PROBLEM: Using the records that follow, copy every line containing the word "noganoo".

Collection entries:

++++++++++++++++++++

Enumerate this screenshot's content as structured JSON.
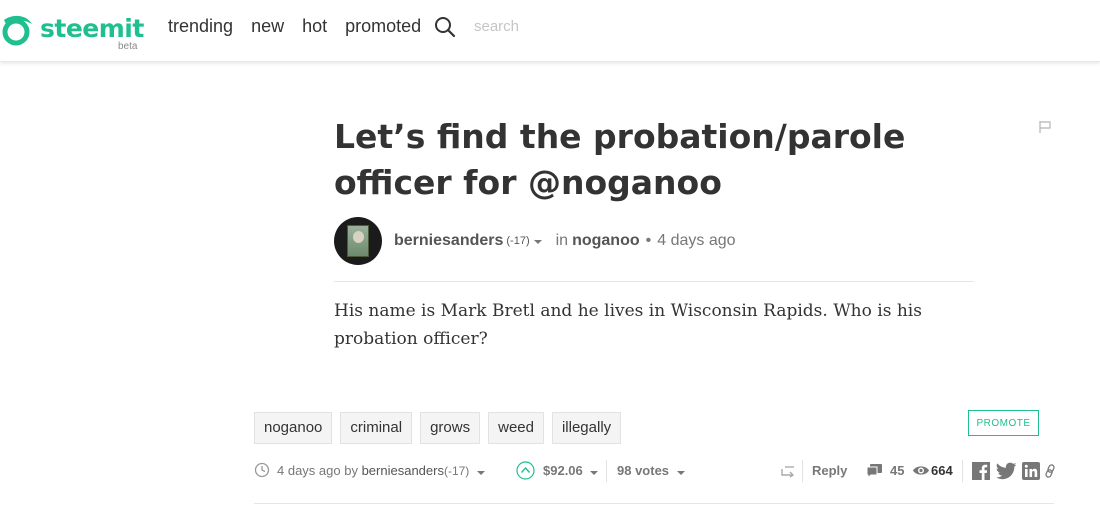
{
  "header": {
    "logo_text": "steemit",
    "logo_beta": "beta",
    "brand_color": "#1fbf8f",
    "nav": [
      "trending",
      "new",
      "hot",
      "promoted"
    ],
    "search_placeholder": "search"
  },
  "post": {
    "title": "Let’s find the probation/parole officer for @noganoo",
    "author": "berniesanders",
    "author_rep": "(-17)",
    "in_label": "in",
    "category": "noganoo",
    "bullet": "•",
    "time": "4 days ago",
    "body": "His name is Mark Bretl and he lives in Wisconsin Rapids.  Who is his probation officer?"
  },
  "tags": [
    "noganoo",
    "criminal",
    "grows",
    "weed",
    "illegally"
  ],
  "promote_label": "PROMOTE",
  "footer": {
    "time_prefix": "4 days ago by",
    "author": "berniesanders",
    "author_rep": "(-17)",
    "payout": "$92.06",
    "votes": "98 votes",
    "reply": "Reply",
    "comments": "45",
    "views": "664"
  },
  "icons": {
    "logo": "steemit-logo-icon",
    "search": "search-icon",
    "flag": "flag-icon",
    "clock": "clock-icon",
    "upvote": "upvote-icon",
    "reblog": "reblog-icon",
    "comments": "comments-icon",
    "views": "eye-icon",
    "facebook": "facebook-icon",
    "twitter": "twitter-icon",
    "linkedin": "linkedin-icon",
    "link": "link-icon"
  }
}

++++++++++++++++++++

COMPLETED EXERCISE:
    "title": "Let’s find the probation/parole officer for @noganoo",
    "category": "noganoo",
    "noganoo",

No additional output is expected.